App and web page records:
§ §
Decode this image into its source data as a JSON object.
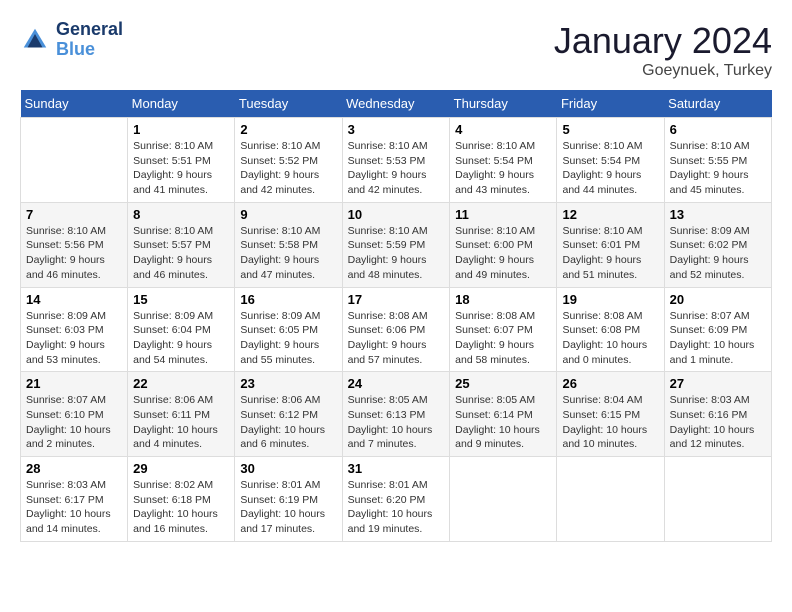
{
  "logo": {
    "line1": "General",
    "line2": "Blue"
  },
  "title": "January 2024",
  "location": "Goeynuek, Turkey",
  "header": {
    "days": [
      "Sunday",
      "Monday",
      "Tuesday",
      "Wednesday",
      "Thursday",
      "Friday",
      "Saturday"
    ]
  },
  "weeks": [
    [
      {
        "day": "",
        "sunrise": "",
        "sunset": "",
        "daylight": ""
      },
      {
        "day": "1",
        "sunrise": "Sunrise: 8:10 AM",
        "sunset": "Sunset: 5:51 PM",
        "daylight": "Daylight: 9 hours and 41 minutes."
      },
      {
        "day": "2",
        "sunrise": "Sunrise: 8:10 AM",
        "sunset": "Sunset: 5:52 PM",
        "daylight": "Daylight: 9 hours and 42 minutes."
      },
      {
        "day": "3",
        "sunrise": "Sunrise: 8:10 AM",
        "sunset": "Sunset: 5:53 PM",
        "daylight": "Daylight: 9 hours and 42 minutes."
      },
      {
        "day": "4",
        "sunrise": "Sunrise: 8:10 AM",
        "sunset": "Sunset: 5:54 PM",
        "daylight": "Daylight: 9 hours and 43 minutes."
      },
      {
        "day": "5",
        "sunrise": "Sunrise: 8:10 AM",
        "sunset": "Sunset: 5:54 PM",
        "daylight": "Daylight: 9 hours and 44 minutes."
      },
      {
        "day": "6",
        "sunrise": "Sunrise: 8:10 AM",
        "sunset": "Sunset: 5:55 PM",
        "daylight": "Daylight: 9 hours and 45 minutes."
      }
    ],
    [
      {
        "day": "7",
        "sunrise": "Sunrise: 8:10 AM",
        "sunset": "Sunset: 5:56 PM",
        "daylight": "Daylight: 9 hours and 46 minutes."
      },
      {
        "day": "8",
        "sunrise": "Sunrise: 8:10 AM",
        "sunset": "Sunset: 5:57 PM",
        "daylight": "Daylight: 9 hours and 46 minutes."
      },
      {
        "day": "9",
        "sunrise": "Sunrise: 8:10 AM",
        "sunset": "Sunset: 5:58 PM",
        "daylight": "Daylight: 9 hours and 47 minutes."
      },
      {
        "day": "10",
        "sunrise": "Sunrise: 8:10 AM",
        "sunset": "Sunset: 5:59 PM",
        "daylight": "Daylight: 9 hours and 48 minutes."
      },
      {
        "day": "11",
        "sunrise": "Sunrise: 8:10 AM",
        "sunset": "Sunset: 6:00 PM",
        "daylight": "Daylight: 9 hours and 49 minutes."
      },
      {
        "day": "12",
        "sunrise": "Sunrise: 8:10 AM",
        "sunset": "Sunset: 6:01 PM",
        "daylight": "Daylight: 9 hours and 51 minutes."
      },
      {
        "day": "13",
        "sunrise": "Sunrise: 8:09 AM",
        "sunset": "Sunset: 6:02 PM",
        "daylight": "Daylight: 9 hours and 52 minutes."
      }
    ],
    [
      {
        "day": "14",
        "sunrise": "Sunrise: 8:09 AM",
        "sunset": "Sunset: 6:03 PM",
        "daylight": "Daylight: 9 hours and 53 minutes."
      },
      {
        "day": "15",
        "sunrise": "Sunrise: 8:09 AM",
        "sunset": "Sunset: 6:04 PM",
        "daylight": "Daylight: 9 hours and 54 minutes."
      },
      {
        "day": "16",
        "sunrise": "Sunrise: 8:09 AM",
        "sunset": "Sunset: 6:05 PM",
        "daylight": "Daylight: 9 hours and 55 minutes."
      },
      {
        "day": "17",
        "sunrise": "Sunrise: 8:08 AM",
        "sunset": "Sunset: 6:06 PM",
        "daylight": "Daylight: 9 hours and 57 minutes."
      },
      {
        "day": "18",
        "sunrise": "Sunrise: 8:08 AM",
        "sunset": "Sunset: 6:07 PM",
        "daylight": "Daylight: 9 hours and 58 minutes."
      },
      {
        "day": "19",
        "sunrise": "Sunrise: 8:08 AM",
        "sunset": "Sunset: 6:08 PM",
        "daylight": "Daylight: 10 hours and 0 minutes."
      },
      {
        "day": "20",
        "sunrise": "Sunrise: 8:07 AM",
        "sunset": "Sunset: 6:09 PM",
        "daylight": "Daylight: 10 hours and 1 minute."
      }
    ],
    [
      {
        "day": "21",
        "sunrise": "Sunrise: 8:07 AM",
        "sunset": "Sunset: 6:10 PM",
        "daylight": "Daylight: 10 hours and 2 minutes."
      },
      {
        "day": "22",
        "sunrise": "Sunrise: 8:06 AM",
        "sunset": "Sunset: 6:11 PM",
        "daylight": "Daylight: 10 hours and 4 minutes."
      },
      {
        "day": "23",
        "sunrise": "Sunrise: 8:06 AM",
        "sunset": "Sunset: 6:12 PM",
        "daylight": "Daylight: 10 hours and 6 minutes."
      },
      {
        "day": "24",
        "sunrise": "Sunrise: 8:05 AM",
        "sunset": "Sunset: 6:13 PM",
        "daylight": "Daylight: 10 hours and 7 minutes."
      },
      {
        "day": "25",
        "sunrise": "Sunrise: 8:05 AM",
        "sunset": "Sunset: 6:14 PM",
        "daylight": "Daylight: 10 hours and 9 minutes."
      },
      {
        "day": "26",
        "sunrise": "Sunrise: 8:04 AM",
        "sunset": "Sunset: 6:15 PM",
        "daylight": "Daylight: 10 hours and 10 minutes."
      },
      {
        "day": "27",
        "sunrise": "Sunrise: 8:03 AM",
        "sunset": "Sunset: 6:16 PM",
        "daylight": "Daylight: 10 hours and 12 minutes."
      }
    ],
    [
      {
        "day": "28",
        "sunrise": "Sunrise: 8:03 AM",
        "sunset": "Sunset: 6:17 PM",
        "daylight": "Daylight: 10 hours and 14 minutes."
      },
      {
        "day": "29",
        "sunrise": "Sunrise: 8:02 AM",
        "sunset": "Sunset: 6:18 PM",
        "daylight": "Daylight: 10 hours and 16 minutes."
      },
      {
        "day": "30",
        "sunrise": "Sunrise: 8:01 AM",
        "sunset": "Sunset: 6:19 PM",
        "daylight": "Daylight: 10 hours and 17 minutes."
      },
      {
        "day": "31",
        "sunrise": "Sunrise: 8:01 AM",
        "sunset": "Sunset: 6:20 PM",
        "daylight": "Daylight: 10 hours and 19 minutes."
      },
      {
        "day": "",
        "sunrise": "",
        "sunset": "",
        "daylight": ""
      },
      {
        "day": "",
        "sunrise": "",
        "sunset": "",
        "daylight": ""
      },
      {
        "day": "",
        "sunrise": "",
        "sunset": "",
        "daylight": ""
      }
    ]
  ]
}
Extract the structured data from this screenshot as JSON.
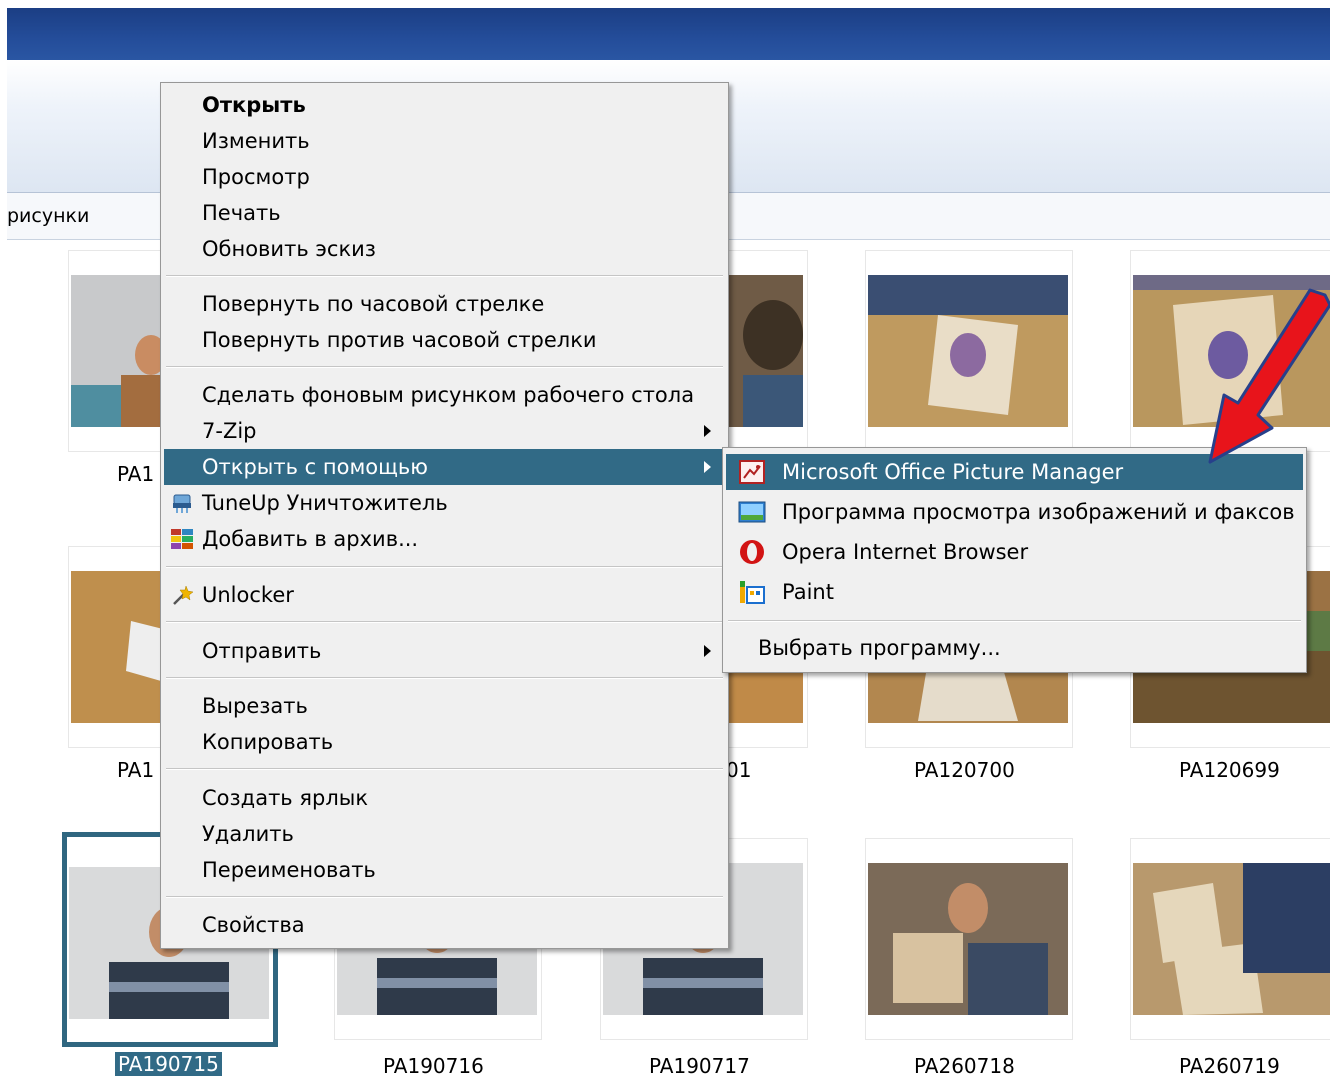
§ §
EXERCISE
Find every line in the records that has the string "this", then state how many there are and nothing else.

FINISHED TASK
2